BARTOW — James Bain's first taste of freedom was sweet: A large glazed doughnut, a bottle of Mello Yello and some spearmint gum.
After spending 35 years in prison for a rape he didn't commit, Bain's attorneys and family members were happy to supply the snacks. It was one of his first requests after the Thursday morning hearing that set him free.
Bain, 54, sat at a blonde wood table at the courthouse after the hearing and talked about what was next.
"I want to see my mom and hug her," he said. Beyond that, he spoke of a high school diploma, and then a job. He carted laundry in prison and also did some welding, so perhaps he might do something like that in the real world, he said.
His sisters and other relatives couldn't stop grabbing his hands and holding him before taking Bain home, where his wheelchair-bound mother was waiting in West Tampa.

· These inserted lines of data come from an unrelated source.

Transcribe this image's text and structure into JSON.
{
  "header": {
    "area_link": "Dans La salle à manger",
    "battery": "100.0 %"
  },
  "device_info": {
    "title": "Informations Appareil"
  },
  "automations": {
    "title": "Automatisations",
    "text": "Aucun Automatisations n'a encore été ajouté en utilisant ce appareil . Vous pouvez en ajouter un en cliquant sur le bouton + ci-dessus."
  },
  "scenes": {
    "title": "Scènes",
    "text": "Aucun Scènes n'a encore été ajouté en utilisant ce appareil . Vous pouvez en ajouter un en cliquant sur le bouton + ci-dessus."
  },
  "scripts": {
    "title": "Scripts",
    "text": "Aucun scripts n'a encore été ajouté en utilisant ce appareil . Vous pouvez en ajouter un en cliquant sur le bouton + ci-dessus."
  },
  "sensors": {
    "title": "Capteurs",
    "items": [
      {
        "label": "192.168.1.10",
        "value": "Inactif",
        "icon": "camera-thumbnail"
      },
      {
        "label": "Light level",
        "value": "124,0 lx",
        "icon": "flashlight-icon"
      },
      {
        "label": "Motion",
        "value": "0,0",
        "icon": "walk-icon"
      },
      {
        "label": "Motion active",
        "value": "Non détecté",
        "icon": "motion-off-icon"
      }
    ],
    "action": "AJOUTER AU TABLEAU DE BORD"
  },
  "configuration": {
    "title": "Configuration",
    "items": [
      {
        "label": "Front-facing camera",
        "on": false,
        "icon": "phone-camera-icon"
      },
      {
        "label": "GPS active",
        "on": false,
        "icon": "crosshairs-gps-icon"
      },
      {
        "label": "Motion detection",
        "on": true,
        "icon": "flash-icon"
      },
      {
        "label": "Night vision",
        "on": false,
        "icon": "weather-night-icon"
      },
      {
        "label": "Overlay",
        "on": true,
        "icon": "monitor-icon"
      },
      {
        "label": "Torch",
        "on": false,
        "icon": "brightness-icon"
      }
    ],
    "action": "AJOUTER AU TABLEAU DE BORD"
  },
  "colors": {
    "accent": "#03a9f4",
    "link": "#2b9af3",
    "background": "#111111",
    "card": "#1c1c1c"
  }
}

The day had already been a whirlwind for the man who was transferred from Okeechobee Correctional Institution to Polk County jail early Thursday. He was told if he was released, it would be conditional. But right before the hearing, he learned he would be completely exonerated.
Beaming, Bain watched the quick proceedings in a Polk County courtroom, where Judge James Yancey told him, "I'm now signing the order, sir. You are a free man. Congratulations."

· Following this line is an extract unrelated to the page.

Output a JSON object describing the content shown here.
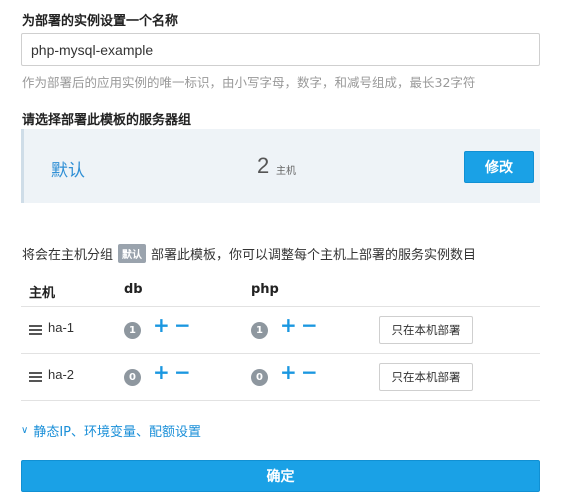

Then there was applause. Then Bain walked out of the courtroom to a waiting throng of reporters and TV cameras.
Bain shed his button-down plaid shirt for a black T-shirt that read "Not Guilty" before walking outside to address the crowd. Someone handed him a cell phone — the first time he has ever used one, he said.

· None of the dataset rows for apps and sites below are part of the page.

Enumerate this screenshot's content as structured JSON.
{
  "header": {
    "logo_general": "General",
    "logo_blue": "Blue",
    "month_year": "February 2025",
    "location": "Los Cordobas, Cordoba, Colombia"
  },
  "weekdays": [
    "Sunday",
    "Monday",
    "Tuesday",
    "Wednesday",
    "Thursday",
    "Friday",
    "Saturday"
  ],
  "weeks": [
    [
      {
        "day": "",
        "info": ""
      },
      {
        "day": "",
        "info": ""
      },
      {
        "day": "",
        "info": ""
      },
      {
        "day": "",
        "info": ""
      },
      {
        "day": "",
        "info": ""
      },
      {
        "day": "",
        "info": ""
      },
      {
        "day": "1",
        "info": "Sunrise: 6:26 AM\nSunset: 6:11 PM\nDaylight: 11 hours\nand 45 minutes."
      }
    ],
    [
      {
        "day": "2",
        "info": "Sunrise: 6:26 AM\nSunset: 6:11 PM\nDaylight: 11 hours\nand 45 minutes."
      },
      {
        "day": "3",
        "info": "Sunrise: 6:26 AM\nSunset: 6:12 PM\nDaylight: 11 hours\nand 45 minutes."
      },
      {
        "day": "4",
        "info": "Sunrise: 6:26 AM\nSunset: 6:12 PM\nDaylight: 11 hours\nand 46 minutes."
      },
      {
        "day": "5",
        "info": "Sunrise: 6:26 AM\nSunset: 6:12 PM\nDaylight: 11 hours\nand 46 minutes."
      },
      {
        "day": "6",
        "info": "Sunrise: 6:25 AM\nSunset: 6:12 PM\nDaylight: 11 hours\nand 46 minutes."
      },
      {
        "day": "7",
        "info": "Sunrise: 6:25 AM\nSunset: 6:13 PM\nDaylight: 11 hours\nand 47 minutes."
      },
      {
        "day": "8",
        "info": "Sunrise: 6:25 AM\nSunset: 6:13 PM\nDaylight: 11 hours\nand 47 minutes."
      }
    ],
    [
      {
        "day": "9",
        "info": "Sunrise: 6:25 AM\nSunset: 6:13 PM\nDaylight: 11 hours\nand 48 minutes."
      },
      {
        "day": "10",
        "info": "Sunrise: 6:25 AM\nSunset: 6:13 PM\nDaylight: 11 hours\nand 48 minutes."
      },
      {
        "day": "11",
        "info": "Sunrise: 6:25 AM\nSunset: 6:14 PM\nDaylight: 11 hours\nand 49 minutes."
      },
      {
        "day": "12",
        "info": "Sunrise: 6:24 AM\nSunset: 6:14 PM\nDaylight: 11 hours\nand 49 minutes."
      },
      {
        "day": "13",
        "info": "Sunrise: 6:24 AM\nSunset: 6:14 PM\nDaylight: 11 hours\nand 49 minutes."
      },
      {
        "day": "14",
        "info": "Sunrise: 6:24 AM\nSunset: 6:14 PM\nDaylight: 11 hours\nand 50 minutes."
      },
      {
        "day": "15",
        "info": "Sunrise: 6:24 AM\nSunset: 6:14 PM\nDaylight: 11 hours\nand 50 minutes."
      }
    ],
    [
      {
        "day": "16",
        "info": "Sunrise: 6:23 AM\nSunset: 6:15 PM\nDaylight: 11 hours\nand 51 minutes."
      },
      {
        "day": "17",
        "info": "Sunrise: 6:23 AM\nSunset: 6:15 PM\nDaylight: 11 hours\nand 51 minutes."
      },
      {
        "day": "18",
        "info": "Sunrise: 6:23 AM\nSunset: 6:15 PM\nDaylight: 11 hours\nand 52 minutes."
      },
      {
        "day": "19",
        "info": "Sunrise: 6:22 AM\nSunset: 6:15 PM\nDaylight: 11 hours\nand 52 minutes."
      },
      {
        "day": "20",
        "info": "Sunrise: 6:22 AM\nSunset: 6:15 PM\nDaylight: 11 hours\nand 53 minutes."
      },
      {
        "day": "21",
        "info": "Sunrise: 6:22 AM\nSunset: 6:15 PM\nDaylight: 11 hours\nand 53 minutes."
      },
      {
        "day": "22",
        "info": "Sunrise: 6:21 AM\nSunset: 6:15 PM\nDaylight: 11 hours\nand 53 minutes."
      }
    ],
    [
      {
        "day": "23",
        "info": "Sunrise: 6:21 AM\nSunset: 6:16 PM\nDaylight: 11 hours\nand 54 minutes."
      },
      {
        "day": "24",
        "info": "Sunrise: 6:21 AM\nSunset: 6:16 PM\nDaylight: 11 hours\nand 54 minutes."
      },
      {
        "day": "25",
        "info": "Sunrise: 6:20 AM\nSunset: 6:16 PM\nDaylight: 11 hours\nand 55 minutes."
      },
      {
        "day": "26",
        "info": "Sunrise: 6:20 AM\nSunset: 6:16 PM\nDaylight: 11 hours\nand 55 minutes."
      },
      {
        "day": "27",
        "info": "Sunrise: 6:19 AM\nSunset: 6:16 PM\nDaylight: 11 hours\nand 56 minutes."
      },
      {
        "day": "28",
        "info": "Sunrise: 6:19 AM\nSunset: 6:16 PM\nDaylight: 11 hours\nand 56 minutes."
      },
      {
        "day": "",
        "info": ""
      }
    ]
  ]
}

"I'm going to see my mama," he told the crowd. "I just got off the phone with her."
Family members were emotional after the hearing. A sister wept and could barely talk. A brother-in-law, who was a boyhood friend of Bain's, was excited.
"I haven't seen him since he was 16," Jessie Atmore said. "It's been a long, long time."
Bain's twin sister, Janie, called her mother before the hearing to tell her Bain would be exonerated.
"I'm so happy, don't know what to do," Sarah Reed told her daughter on the phone. "Tell him his room is ready for him."
It had been waiting for a long time.
In 1974 in Lake Wales, a 9-year-old boy was lifted out of his bed while sleeping. He was taken by a man he described as "17 or 18 . . . with bushy sideburns who said his name was Jim" to a nearby baseball diamond where he was raped. When he returned home and described the rapist to his uncle, his uncle commented that it sounded like "Jimmy Bain."
Over the years, Bain, who had no prior criminal record when he was convicted at age 19, has repeatedly requested DNA testing on the victim's underwear to prove he did not commit the rape. This past July, a judge finally granted the motion to have the testing done, and it did not match Bain's DNA.
"The really good thing about this is the State Attorney is joined in a motion saying Bain is actually innocent," said public defender Marion Moorman.
Bain said he has a lot to catch up on, including his education. He's not angry, he said, "because I got God in my hands."
Bain is the 246th person in the United States to get exonerated by DNA evidence. Of the 246 released, he has served the longest time in prison.
Meg Laughlin can be reached at firstname.lastname@example.org or (727) 893-8068.